P762: Promoting self-efficacy and habits in science, sustainability, and service by designing experiences that unify learning across school, family, and community contexts

Author: Patrick L. Daubenmire, Loyola University Chicago, USA

Co-Author: Adam Tarnoff, Charles Bilodeau, Natalie J. Hall and Mary T. van Opstal, Loyola University Chicago, USA; Leah A. Bertke, Gordon Tech College Preparatory, USA; Eleanor D. Flanagin, Senn High School, USA; Brian C. Hayes, Taft High School, USA; Neil T. Reimer, Muchin College Preparatory, USA

Date: 8/6/14

Time: 10:35 AM10:55 AM

Room: MAK B1138

Related Symposium: S59
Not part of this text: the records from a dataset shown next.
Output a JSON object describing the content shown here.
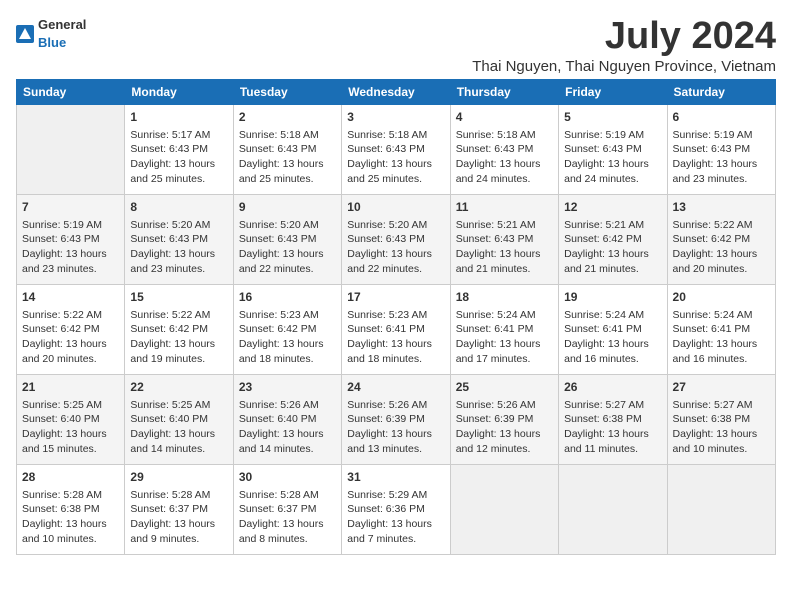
{
  "header": {
    "logo_general": "General",
    "logo_blue": "Blue",
    "month_title": "July 2024",
    "subtitle": "Thai Nguyen, Thai Nguyen Province, Vietnam"
  },
  "weekdays": [
    "Sunday",
    "Monday",
    "Tuesday",
    "Wednesday",
    "Thursday",
    "Friday",
    "Saturday"
  ],
  "weeks": [
    [
      {
        "day": "",
        "sunrise": "",
        "sunset": "",
        "daylight": ""
      },
      {
        "day": "1",
        "sunrise": "Sunrise: 5:17 AM",
        "sunset": "Sunset: 6:43 PM",
        "daylight": "Daylight: 13 hours and 25 minutes."
      },
      {
        "day": "2",
        "sunrise": "Sunrise: 5:18 AM",
        "sunset": "Sunset: 6:43 PM",
        "daylight": "Daylight: 13 hours and 25 minutes."
      },
      {
        "day": "3",
        "sunrise": "Sunrise: 5:18 AM",
        "sunset": "Sunset: 6:43 PM",
        "daylight": "Daylight: 13 hours and 25 minutes."
      },
      {
        "day": "4",
        "sunrise": "Sunrise: 5:18 AM",
        "sunset": "Sunset: 6:43 PM",
        "daylight": "Daylight: 13 hours and 24 minutes."
      },
      {
        "day": "5",
        "sunrise": "Sunrise: 5:19 AM",
        "sunset": "Sunset: 6:43 PM",
        "daylight": "Daylight: 13 hours and 24 minutes."
      },
      {
        "day": "6",
        "sunrise": "Sunrise: 5:19 AM",
        "sunset": "Sunset: 6:43 PM",
        "daylight": "Daylight: 13 hours and 23 minutes."
      }
    ],
    [
      {
        "day": "7",
        "sunrise": "Sunrise: 5:19 AM",
        "sunset": "Sunset: 6:43 PM",
        "daylight": "Daylight: 13 hours and 23 minutes."
      },
      {
        "day": "8",
        "sunrise": "Sunrise: 5:20 AM",
        "sunset": "Sunset: 6:43 PM",
        "daylight": "Daylight: 13 hours and 23 minutes."
      },
      {
        "day": "9",
        "sunrise": "Sunrise: 5:20 AM",
        "sunset": "Sunset: 6:43 PM",
        "daylight": "Daylight: 13 hours and 22 minutes."
      },
      {
        "day": "10",
        "sunrise": "Sunrise: 5:20 AM",
        "sunset": "Sunset: 6:43 PM",
        "daylight": "Daylight: 13 hours and 22 minutes."
      },
      {
        "day": "11",
        "sunrise": "Sunrise: 5:21 AM",
        "sunset": "Sunset: 6:43 PM",
        "daylight": "Daylight: 13 hours and 21 minutes."
      },
      {
        "day": "12",
        "sunrise": "Sunrise: 5:21 AM",
        "sunset": "Sunset: 6:42 PM",
        "daylight": "Daylight: 13 hours and 21 minutes."
      },
      {
        "day": "13",
        "sunrise": "Sunrise: 5:22 AM",
        "sunset": "Sunset: 6:42 PM",
        "daylight": "Daylight: 13 hours and 20 minutes."
      }
    ],
    [
      {
        "day": "14",
        "sunrise": "Sunrise: 5:22 AM",
        "sunset": "Sunset: 6:42 PM",
        "daylight": "Daylight: 13 hours and 20 minutes."
      },
      {
        "day": "15",
        "sunrise": "Sunrise: 5:22 AM",
        "sunset": "Sunset: 6:42 PM",
        "daylight": "Daylight: 13 hours and 19 minutes."
      },
      {
        "day": "16",
        "sunrise": "Sunrise: 5:23 AM",
        "sunset": "Sunset: 6:42 PM",
        "daylight": "Daylight: 13 hours and 18 minutes."
      },
      {
        "day": "17",
        "sunrise": "Sunrise: 5:23 AM",
        "sunset": "Sunset: 6:41 PM",
        "daylight": "Daylight: 13 hours and 18 minutes."
      },
      {
        "day": "18",
        "sunrise": "Sunrise: 5:24 AM",
        "sunset": "Sunset: 6:41 PM",
        "daylight": "Daylight: 13 hours and 17 minutes."
      },
      {
        "day": "19",
        "sunrise": "Sunrise: 5:24 AM",
        "sunset": "Sunset: 6:41 PM",
        "daylight": "Daylight: 13 hours and 16 minutes."
      },
      {
        "day": "20",
        "sunrise": "Sunrise: 5:24 AM",
        "sunset": "Sunset: 6:41 PM",
        "daylight": "Daylight: 13 hours and 16 minutes."
      }
    ],
    [
      {
        "day": "21",
        "sunrise": "Sunrise: 5:25 AM",
        "sunset": "Sunset: 6:40 PM",
        "daylight": "Daylight: 13 hours and 15 minutes."
      },
      {
        "day": "22",
        "sunrise": "Sunrise: 5:25 AM",
        "sunset": "Sunset: 6:40 PM",
        "daylight": "Daylight: 13 hours and 14 minutes."
      },
      {
        "day": "23",
        "sunrise": "Sunrise: 5:26 AM",
        "sunset": "Sunset: 6:40 PM",
        "daylight": "Daylight: 13 hours and 14 minutes."
      },
      {
        "day": "24",
        "sunrise": "Sunrise: 5:26 AM",
        "sunset": "Sunset: 6:39 PM",
        "daylight": "Daylight: 13 hours and 13 minutes."
      },
      {
        "day": "25",
        "sunrise": "Sunrise: 5:26 AM",
        "sunset": "Sunset: 6:39 PM",
        "daylight": "Daylight: 13 hours and 12 minutes."
      },
      {
        "day": "26",
        "sunrise": "Sunrise: 5:27 AM",
        "sunset": "Sunset: 6:38 PM",
        "daylight": "Daylight: 13 hours and 11 minutes."
      },
      {
        "day": "27",
        "sunrise": "Sunrise: 5:27 AM",
        "sunset": "Sunset: 6:38 PM",
        "daylight": "Daylight: 13 hours and 10 minutes."
      }
    ],
    [
      {
        "day": "28",
        "sunrise": "Sunrise: 5:28 AM",
        "sunset": "Sunset: 6:38 PM",
        "daylight": "Daylight: 13 hours and 10 minutes."
      },
      {
        "day": "29",
        "sunrise": "Sunrise: 5:28 AM",
        "sunset": "Sunset: 6:37 PM",
        "daylight": "Daylight: 13 hours and 9 minutes."
      },
      {
        "day": "30",
        "sunrise": "Sunrise: 5:28 AM",
        "sunset": "Sunset: 6:37 PM",
        "daylight": "Daylight: 13 hours and 8 minutes."
      },
      {
        "day": "31",
        "sunrise": "Sunrise: 5:29 AM",
        "sunset": "Sunset: 6:36 PM",
        "daylight": "Daylight: 13 hours and 7 minutes."
      },
      {
        "day": "",
        "sunrise": "",
        "sunset": "",
        "daylight": ""
      },
      {
        "day": "",
        "sunrise": "",
        "sunset": "",
        "daylight": ""
      },
      {
        "day": "",
        "sunrise": "",
        "sunset": "",
        "daylight": ""
      }
    ]
  ]
}
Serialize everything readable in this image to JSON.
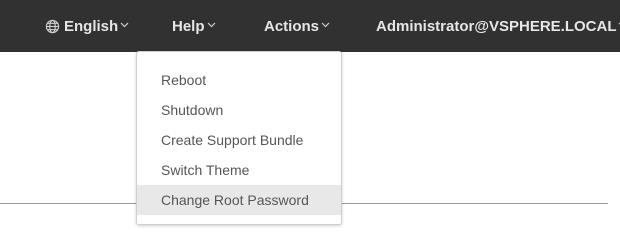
{
  "header": {
    "language_label": "English",
    "help_label": "Help",
    "actions_label": "Actions",
    "user_label": "Administrator@VSPHERE.LOCAL"
  },
  "icons": {
    "language": "globe-icon",
    "dropdown_indicator": "chevron-down-icon"
  },
  "colors": {
    "header_bg": "#313131",
    "header_text": "#e6e6e6",
    "menu_highlight": "#e8e8e8"
  },
  "actions_menu": {
    "items": [
      {
        "label": "Reboot"
      },
      {
        "label": "Shutdown"
      },
      {
        "label": "Create Support Bundle"
      },
      {
        "label": "Switch Theme"
      },
      {
        "label": "Change Root Password",
        "highlighted": true
      }
    ]
  }
}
Evolving mobile technology and the rapid spread of STEM-focused informal learning environments has created a unique opportunity to break through the barriers that have traditionally separated diverse learning contexts such as school, family, and community. At least one theoretical perspective has claimed that in a well-designed family learning environment both parents and children can make significant gains in science knowledge, science skills, positive attitudes towards science, and academic self-efficacy (Brassett-Grundy, 2002; Haggart, 2000; Ostlund, Gennaro and Dobbert 1985). Families, Organizations, and Communities Understanding Science, Sustainability, and Service (FOCUSSS) is a design-based research project created to blur the boundaries between different learning contexts, and, in doing so, promote adoption of real-word behaviors that have tangible positive impacts on individuals, families, communities, and the environment. Data from this two-year proof-of-concept program present strongly encouraging, albeit preliminary, evidence that cutting across contexts does indeed correlate with increased self-efficacy and positive changes in behavior in participants. Furthermore, the FOCUSSS design framework appears to be quite robust, delivering consistent results across variations in the students’ teacher, grade level, school type (neighborhood, charter, private), parent education level, and other factors that might otherwise lead to alternate explanations of these differences in student outcomes.